False 911 Call Stretches Resources Thin

Posted at 5:56 PM, May 18, 2016
and last updated 2016-05-18 20:11:42-04

On a typical day the Duck River has been known as a peaceful place, tucked in the valley of downtown Columbia. However, Tuesday afternoon was a much different story.

"The call came in as just a dead body in the water, floating face down," Columbia Fire Department Assistant Chief Kirk Marks said. 

Crews were on the scene in minutes but quickly realized things weren't as they seemed.

"The story changed a couple times. The original caller initially said, 'No, it's just debris.' Then they said, 'No, I think it is a body,'" explained Marks. 

Despite that, crews headed into the river to begin their search.

"As soon as we put people in the water we still have to go through the same process," said Marks. "You have to deal with the downstream safety, upstream safety, so you're bringing in a lot of resources for that type of call."

However, Columbia's Fire and Rescue wasn't the only agency impacted.

"We work closely with Maury County Fire for our water team. We combine resources so we're putting them on standby," Marks said. 

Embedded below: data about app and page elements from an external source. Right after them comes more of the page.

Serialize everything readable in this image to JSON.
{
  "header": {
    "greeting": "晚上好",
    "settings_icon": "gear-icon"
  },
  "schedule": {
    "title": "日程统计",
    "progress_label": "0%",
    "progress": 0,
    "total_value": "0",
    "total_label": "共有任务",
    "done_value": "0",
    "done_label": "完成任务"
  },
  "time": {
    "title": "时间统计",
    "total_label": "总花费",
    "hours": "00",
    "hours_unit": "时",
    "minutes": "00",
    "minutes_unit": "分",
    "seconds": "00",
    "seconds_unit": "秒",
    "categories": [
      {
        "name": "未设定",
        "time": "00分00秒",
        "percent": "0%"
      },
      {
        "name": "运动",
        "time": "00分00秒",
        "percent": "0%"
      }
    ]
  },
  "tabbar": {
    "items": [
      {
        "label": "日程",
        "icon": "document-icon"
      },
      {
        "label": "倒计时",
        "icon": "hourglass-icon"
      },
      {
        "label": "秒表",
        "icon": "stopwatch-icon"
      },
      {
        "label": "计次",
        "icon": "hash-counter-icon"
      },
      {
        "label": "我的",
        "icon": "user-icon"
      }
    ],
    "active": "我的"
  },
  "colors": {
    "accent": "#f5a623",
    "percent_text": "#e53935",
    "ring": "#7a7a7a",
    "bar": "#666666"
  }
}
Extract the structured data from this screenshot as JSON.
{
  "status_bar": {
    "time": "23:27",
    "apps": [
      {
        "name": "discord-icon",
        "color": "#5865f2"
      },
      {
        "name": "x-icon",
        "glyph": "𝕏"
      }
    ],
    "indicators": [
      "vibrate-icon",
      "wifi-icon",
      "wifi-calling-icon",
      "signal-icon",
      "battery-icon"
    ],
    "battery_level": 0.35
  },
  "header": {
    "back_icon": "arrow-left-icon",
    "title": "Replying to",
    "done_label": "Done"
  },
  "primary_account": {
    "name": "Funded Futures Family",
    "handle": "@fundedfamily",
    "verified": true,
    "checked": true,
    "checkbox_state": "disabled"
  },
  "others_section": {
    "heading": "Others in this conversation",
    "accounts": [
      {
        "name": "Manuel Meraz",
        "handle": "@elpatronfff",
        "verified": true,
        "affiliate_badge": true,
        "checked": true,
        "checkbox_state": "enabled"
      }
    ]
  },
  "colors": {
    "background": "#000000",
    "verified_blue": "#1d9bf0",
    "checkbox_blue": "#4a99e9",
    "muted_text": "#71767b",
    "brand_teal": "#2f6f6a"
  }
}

First responders were in the water a little over an hour. When it was clear there was no body in the water, they used the opportunity as a  training exercise. 

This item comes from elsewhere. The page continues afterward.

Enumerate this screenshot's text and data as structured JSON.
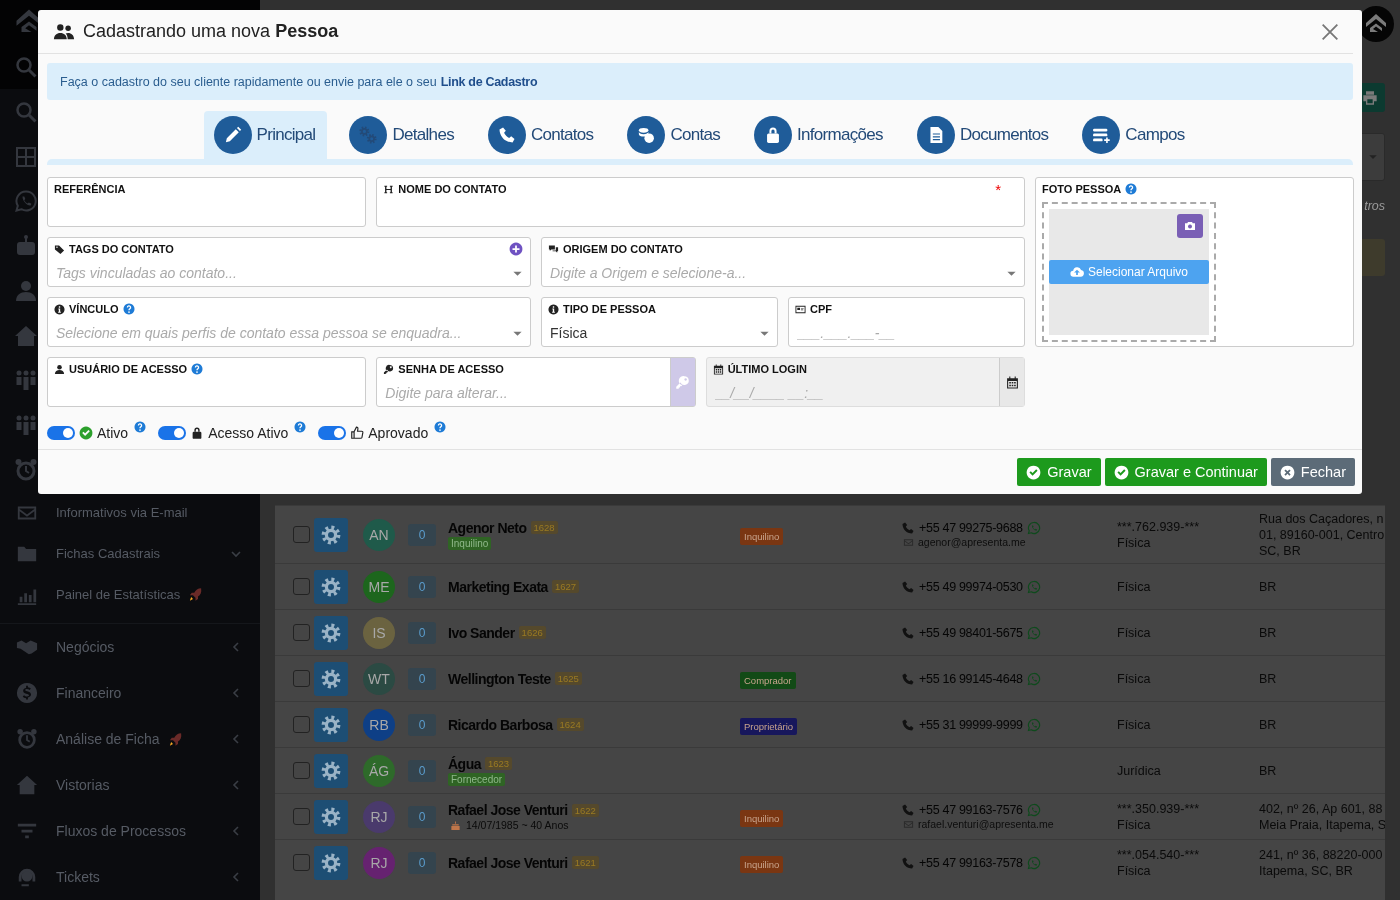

However, it turns out non-emergency calls happen more often than many may think.

"Very often actually," said Marks. "Even something as simple as an alarm activation, you have to treat it like this is going to be a structure fire."

It leaves tax payers responsible for flipping the majority of the bill.

"You can be looking at, for an hour call, maybe looking at $1,500, $2,000," Marks said. 

However, it's money well spent if it means a life saved.